News

Can FCC End the Retrans Wars?

10/10/2011 12:01 AM Eastern

It’s retransmission-consent
season again. This time around negotiations
between broadcasters
and multichannel
video-programming distributors
will be even more brutal
than that during the last triennial
cycle. Broadcasters are
again looking forward to extracting
gargantuan per subscriber
fee increases to off set
declining overall revenue. As
they did during the previous
cycle, MVPDs hope to negotiate
what they consider to be a
commercially reasonable per
subscriber rate.

If things work out as they did last
time, the MVPDs will ultimately agree
to increases that far outpace inflation.
This time, MVPDs hope that things
may be different. The Federal Communications
Commission has finally
agreed to wade into the retransmission-
consent process. MVPDs pray for
deliverance from price gouging while
broadcasters count on the continuation
of something close to the status
quo. Both will likely be disappointed.

Dealing with retransmission consent
is about the last thing that the
FCC wanted to do. It is only now taking
up the topic, due to pressure from
Congress. It is the case, however, that
whereas the MVPDs and broadcasters
are almost entirely focused on business
issues, the FCC’s primary goal will
be to reduce the political fallout from
broadcaster-MVPD disputes.

The main cause of broadcastchannel
blackouts is a dispute as to
what constitutes a reasonable price
for MVPD retransmission during contract
renewal negotiations. MVPDs
hope to convince the FCC to declare
huge price increases as a “bad-faith”
negotiating tactic, while broadcasters
will endeavor to convince the FCC that
market rates for their stations warrant
the price increase. However, the FCC
does not care what the price is. It simply
wants to contain any retransmission
consent dispute from spiraling
into a blackout of the broadcast station.
But this will be a difficult goal to
achieve unless the FCC delves into the
issue of retransmissionconsent
fee equity, something
it will seek to avoid
at all costs.

To be fair, the FCC is
in an untenable position.
There really is no
straightforward mechanism
to determine when
a large price increase
is “unfair” or constitutes
“bad faith.” How
would it be possible for
the FCC to calculate the
correct rate increase? Should it permit
broadcasters to charge more for
MVPD subscribers in major television
markets?
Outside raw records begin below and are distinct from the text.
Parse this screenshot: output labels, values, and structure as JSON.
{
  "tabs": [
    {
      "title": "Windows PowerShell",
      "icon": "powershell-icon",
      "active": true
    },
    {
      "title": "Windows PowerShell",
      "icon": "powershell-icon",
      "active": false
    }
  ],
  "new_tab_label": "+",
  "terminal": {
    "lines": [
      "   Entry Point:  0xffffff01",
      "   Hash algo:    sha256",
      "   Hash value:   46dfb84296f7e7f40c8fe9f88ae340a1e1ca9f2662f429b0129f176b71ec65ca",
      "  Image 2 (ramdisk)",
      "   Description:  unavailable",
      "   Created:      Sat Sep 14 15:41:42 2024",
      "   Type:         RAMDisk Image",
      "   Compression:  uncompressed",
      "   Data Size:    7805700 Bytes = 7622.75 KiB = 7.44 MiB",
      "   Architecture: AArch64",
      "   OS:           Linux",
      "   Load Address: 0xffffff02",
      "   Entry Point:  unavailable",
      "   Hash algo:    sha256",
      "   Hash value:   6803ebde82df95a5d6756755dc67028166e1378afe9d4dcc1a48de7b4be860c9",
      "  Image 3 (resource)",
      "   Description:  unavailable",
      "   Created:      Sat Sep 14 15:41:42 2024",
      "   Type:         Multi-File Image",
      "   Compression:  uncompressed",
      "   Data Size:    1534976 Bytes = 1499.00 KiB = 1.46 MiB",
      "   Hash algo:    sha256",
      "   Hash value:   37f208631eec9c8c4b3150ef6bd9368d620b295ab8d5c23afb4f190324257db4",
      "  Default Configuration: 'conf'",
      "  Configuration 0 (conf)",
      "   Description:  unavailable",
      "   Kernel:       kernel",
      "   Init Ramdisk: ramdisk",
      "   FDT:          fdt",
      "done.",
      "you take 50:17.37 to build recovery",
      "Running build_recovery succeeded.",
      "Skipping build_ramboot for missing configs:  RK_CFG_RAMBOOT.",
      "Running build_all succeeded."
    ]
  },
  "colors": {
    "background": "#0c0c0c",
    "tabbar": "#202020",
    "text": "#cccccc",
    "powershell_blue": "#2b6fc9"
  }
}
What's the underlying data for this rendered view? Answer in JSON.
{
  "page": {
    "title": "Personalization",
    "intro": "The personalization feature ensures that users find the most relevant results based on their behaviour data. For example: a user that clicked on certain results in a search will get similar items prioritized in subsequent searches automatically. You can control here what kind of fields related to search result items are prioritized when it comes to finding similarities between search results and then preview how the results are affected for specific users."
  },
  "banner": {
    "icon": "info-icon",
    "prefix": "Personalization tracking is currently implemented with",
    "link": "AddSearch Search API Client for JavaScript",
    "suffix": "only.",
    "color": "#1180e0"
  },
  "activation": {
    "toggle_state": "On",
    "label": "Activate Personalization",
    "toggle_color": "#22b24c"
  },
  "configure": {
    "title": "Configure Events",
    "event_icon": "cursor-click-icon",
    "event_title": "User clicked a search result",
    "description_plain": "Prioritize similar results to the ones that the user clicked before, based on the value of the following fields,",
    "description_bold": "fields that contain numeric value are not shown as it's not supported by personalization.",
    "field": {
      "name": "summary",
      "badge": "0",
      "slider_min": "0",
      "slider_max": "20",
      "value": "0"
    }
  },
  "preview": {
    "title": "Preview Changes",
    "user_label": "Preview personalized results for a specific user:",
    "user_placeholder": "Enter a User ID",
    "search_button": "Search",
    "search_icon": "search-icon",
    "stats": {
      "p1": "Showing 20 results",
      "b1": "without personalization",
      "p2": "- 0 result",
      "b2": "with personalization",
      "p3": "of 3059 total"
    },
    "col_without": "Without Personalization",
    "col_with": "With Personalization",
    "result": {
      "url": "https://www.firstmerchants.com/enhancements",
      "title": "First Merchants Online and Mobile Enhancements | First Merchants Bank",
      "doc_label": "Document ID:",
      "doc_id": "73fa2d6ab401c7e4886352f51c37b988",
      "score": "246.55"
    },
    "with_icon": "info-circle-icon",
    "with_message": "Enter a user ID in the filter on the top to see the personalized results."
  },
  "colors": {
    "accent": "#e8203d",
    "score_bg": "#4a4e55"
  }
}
Should such rates be on
a blended basis to take into account
MVPD subscribers in both larger and
smaller television markets? And just
how would a blended rate be calculated?
An argument can be made that
retransmission-consent fees would
be more equitable if the rate were
lower in major television markets
since broadcaster advertising revenue
is higher in such markets. And
what value should the FCC attach to
the retransmission of broadcast stations
where broadcast station and
cable programming service retransmission
are bundled in a single deal?

Because of the almost impossible
task in resolving the core dispute concerning
pricing, the FCC will likely
focus solely on solutions involving cooling
off periods and any other remedies
that delay the moment when broadcast
stations are blacked out. Neither
MVPDs nor broadcasters will be
pleased, but the truth of the matter is
that until Congress amends the mustcarry/
retransmission-consent statutes,
this is about the best the FCC can do.


Gil Ehrenkranz was VP, legal affairs,
for Discovery Communications and
assistant general counsel to Cablevision
Industries. He is now a solo practitioner
specializing in telecom law in
Washington, D.C.